WHAT YOU WILL DO: Pull every line that includes the word "компании" from the data.

++++ SUPPLIED MATERIAL ++++

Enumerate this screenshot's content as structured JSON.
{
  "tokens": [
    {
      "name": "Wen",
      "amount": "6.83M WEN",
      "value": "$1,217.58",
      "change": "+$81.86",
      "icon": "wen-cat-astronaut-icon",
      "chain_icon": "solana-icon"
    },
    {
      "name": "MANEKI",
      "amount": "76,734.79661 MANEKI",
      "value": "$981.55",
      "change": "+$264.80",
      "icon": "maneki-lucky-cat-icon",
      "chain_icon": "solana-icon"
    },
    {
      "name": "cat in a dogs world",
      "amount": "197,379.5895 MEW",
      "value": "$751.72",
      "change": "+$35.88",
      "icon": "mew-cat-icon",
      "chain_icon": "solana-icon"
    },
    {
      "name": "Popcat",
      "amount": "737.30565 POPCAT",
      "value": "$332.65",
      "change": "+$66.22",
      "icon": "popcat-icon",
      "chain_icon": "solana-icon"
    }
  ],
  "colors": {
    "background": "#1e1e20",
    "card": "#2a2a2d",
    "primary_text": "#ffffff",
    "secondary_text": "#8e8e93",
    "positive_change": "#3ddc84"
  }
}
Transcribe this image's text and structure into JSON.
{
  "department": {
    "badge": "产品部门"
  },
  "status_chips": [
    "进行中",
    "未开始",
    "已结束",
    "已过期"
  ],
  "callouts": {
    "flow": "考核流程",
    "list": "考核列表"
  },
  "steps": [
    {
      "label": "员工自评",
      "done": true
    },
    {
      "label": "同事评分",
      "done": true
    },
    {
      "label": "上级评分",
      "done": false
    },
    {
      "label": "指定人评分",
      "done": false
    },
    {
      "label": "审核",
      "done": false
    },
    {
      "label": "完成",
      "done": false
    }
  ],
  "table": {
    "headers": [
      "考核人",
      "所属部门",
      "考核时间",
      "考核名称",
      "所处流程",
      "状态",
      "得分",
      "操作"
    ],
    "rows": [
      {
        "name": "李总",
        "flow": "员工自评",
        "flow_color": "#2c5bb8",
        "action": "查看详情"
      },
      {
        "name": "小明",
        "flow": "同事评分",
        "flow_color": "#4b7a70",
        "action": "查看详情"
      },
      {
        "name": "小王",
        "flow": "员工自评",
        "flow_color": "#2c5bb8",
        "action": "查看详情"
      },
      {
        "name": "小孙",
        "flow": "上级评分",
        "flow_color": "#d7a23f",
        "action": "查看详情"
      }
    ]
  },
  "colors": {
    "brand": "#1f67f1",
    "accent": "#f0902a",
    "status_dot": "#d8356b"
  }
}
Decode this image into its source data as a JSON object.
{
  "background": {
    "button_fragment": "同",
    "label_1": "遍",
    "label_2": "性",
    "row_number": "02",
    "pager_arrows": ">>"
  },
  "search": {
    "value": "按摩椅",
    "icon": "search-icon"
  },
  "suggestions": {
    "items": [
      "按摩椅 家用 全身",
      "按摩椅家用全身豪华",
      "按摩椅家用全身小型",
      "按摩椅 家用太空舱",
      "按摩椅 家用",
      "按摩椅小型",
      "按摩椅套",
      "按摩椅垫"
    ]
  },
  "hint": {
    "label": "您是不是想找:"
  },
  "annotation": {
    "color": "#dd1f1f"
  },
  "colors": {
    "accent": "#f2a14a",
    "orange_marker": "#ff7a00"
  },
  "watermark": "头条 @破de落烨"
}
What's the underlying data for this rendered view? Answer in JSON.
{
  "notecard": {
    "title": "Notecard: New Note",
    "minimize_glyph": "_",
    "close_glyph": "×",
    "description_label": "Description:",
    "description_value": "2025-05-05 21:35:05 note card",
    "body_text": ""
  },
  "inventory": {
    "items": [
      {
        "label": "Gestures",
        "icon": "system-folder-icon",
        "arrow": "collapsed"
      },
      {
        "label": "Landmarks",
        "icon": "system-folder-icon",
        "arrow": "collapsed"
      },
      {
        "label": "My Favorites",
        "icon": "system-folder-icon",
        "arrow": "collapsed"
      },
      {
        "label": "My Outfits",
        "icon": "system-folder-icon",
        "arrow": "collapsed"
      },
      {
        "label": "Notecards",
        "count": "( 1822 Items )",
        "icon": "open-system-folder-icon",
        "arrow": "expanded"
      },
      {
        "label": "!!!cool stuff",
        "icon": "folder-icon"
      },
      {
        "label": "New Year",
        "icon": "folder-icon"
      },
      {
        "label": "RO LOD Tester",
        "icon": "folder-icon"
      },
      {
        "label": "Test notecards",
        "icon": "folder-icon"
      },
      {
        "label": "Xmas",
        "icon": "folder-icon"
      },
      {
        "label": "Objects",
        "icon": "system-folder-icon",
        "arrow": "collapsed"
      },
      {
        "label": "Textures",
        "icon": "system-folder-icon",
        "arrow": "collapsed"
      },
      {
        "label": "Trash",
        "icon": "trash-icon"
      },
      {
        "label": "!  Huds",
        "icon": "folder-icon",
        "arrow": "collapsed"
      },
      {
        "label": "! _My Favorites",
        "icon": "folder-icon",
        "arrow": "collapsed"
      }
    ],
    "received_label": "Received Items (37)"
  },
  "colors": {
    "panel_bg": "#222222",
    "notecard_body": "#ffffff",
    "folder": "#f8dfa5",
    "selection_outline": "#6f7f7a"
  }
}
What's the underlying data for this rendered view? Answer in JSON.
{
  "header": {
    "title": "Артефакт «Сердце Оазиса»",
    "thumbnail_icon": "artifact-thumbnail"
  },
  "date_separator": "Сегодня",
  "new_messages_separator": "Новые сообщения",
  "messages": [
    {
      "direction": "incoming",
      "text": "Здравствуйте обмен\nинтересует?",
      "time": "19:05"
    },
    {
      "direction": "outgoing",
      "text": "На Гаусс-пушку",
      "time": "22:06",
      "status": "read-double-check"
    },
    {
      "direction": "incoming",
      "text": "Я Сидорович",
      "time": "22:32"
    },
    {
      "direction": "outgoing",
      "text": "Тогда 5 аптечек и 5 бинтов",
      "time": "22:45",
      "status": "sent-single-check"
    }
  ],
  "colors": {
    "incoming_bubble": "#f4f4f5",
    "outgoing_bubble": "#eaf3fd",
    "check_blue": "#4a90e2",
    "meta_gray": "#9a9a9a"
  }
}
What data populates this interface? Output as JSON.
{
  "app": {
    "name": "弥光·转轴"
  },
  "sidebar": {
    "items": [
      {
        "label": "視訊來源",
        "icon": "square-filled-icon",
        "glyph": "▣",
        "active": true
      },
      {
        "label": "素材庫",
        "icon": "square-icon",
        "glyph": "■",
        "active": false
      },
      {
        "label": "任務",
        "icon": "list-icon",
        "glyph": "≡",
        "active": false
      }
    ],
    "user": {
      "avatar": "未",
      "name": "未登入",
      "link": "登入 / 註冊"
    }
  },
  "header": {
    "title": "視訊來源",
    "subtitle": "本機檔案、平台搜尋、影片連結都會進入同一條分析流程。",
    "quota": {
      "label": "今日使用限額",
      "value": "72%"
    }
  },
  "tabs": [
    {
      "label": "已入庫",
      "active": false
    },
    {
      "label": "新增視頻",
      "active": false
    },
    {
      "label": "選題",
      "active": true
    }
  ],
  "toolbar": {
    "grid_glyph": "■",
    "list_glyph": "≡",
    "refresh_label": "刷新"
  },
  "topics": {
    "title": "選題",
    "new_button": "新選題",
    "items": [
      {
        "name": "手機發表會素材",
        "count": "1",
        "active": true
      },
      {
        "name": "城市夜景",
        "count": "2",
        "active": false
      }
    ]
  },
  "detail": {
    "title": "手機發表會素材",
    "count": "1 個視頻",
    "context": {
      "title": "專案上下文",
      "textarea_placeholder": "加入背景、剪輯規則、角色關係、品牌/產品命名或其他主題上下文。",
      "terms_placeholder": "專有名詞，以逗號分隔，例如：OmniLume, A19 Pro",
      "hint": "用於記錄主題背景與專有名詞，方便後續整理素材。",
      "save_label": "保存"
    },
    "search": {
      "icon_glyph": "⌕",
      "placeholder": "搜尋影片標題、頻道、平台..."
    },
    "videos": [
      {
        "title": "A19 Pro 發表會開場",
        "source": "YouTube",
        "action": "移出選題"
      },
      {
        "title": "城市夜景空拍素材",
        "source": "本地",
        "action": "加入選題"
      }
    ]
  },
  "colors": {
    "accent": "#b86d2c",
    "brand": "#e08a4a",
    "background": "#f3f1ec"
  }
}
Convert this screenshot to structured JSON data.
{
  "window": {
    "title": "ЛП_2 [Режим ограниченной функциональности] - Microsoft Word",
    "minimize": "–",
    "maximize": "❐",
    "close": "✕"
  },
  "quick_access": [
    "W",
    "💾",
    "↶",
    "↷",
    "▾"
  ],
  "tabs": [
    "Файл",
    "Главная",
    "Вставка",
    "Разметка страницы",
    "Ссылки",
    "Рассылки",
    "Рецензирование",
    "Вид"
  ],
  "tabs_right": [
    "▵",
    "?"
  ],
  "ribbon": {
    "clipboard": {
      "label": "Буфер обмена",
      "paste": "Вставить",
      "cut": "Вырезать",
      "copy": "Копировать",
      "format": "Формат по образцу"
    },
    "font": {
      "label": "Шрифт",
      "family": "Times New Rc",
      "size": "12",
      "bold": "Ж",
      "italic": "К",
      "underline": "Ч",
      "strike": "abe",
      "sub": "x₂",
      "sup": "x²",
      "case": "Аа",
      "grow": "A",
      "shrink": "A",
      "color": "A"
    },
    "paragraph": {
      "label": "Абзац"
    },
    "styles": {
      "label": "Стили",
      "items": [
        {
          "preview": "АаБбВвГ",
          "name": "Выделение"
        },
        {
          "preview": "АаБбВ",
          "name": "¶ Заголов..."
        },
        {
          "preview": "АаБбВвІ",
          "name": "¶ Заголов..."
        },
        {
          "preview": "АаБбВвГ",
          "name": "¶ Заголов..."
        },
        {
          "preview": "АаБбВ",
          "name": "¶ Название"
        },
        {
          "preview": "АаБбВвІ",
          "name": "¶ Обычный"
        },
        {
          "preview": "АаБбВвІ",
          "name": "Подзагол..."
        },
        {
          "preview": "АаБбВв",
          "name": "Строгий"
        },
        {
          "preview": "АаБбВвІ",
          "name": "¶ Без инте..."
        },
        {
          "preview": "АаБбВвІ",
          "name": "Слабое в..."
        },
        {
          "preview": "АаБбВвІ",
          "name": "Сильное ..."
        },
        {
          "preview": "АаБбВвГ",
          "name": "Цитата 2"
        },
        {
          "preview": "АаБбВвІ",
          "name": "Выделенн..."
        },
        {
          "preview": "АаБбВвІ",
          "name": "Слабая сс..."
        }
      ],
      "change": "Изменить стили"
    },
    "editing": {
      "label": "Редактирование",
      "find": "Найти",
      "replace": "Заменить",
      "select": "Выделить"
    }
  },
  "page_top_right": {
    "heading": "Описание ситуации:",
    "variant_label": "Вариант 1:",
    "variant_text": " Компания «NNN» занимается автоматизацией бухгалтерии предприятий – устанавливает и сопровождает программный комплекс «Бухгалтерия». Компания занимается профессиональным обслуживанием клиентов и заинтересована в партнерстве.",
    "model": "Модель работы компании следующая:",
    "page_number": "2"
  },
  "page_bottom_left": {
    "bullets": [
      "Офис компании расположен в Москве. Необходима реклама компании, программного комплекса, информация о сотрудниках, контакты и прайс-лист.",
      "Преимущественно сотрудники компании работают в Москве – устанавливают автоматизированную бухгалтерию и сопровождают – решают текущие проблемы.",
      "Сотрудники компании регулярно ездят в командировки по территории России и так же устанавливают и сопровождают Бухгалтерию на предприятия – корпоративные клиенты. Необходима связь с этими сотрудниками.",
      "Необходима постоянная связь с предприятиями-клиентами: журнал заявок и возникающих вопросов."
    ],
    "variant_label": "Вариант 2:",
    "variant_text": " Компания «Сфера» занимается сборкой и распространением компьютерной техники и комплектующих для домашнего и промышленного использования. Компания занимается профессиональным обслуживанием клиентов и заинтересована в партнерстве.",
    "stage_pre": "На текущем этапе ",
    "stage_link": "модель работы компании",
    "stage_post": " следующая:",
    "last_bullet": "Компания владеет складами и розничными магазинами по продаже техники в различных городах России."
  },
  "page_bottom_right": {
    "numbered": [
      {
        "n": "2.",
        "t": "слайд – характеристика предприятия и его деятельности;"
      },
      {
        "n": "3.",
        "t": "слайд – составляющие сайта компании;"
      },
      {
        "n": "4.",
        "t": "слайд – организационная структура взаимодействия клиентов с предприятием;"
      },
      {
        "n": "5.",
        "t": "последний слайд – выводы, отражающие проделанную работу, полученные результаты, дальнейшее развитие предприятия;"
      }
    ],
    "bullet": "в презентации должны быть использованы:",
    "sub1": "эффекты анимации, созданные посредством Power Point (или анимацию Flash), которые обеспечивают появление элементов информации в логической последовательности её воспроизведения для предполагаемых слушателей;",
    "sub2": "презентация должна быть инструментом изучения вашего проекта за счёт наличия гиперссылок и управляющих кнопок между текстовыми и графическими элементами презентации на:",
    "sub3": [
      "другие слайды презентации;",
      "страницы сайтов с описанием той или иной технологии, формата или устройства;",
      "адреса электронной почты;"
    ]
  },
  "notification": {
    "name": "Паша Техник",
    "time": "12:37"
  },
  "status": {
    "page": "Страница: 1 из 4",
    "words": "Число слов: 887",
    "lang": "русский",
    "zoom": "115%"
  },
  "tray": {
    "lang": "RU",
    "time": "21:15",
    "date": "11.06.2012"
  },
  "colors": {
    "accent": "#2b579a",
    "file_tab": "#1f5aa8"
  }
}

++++

RESULT OF THIS EXERCISE:
    "model": "Модель работы компании следующая:",
      "Офис компании расположен в Москве. Необходима реклама компании, программного комплекса, информация о сотрудниках, контакты и прайс-лист.",
      "Преимущественно сотрудники компании работают в Москве – устанавливают автоматизированную бухгалтерию и сопровождают – решают текущие проблемы.",
      "Сотрудники компании регулярно ездят в командировки по территории России и так же устанавливают и сопровождают Бухгалтерию на предприятия – корпоративные клиенты. Необходима связь с этими сотрудниками.",
    "stage_link": "модель работы компании",
        "t": "слайд – составляющие сайта компании;"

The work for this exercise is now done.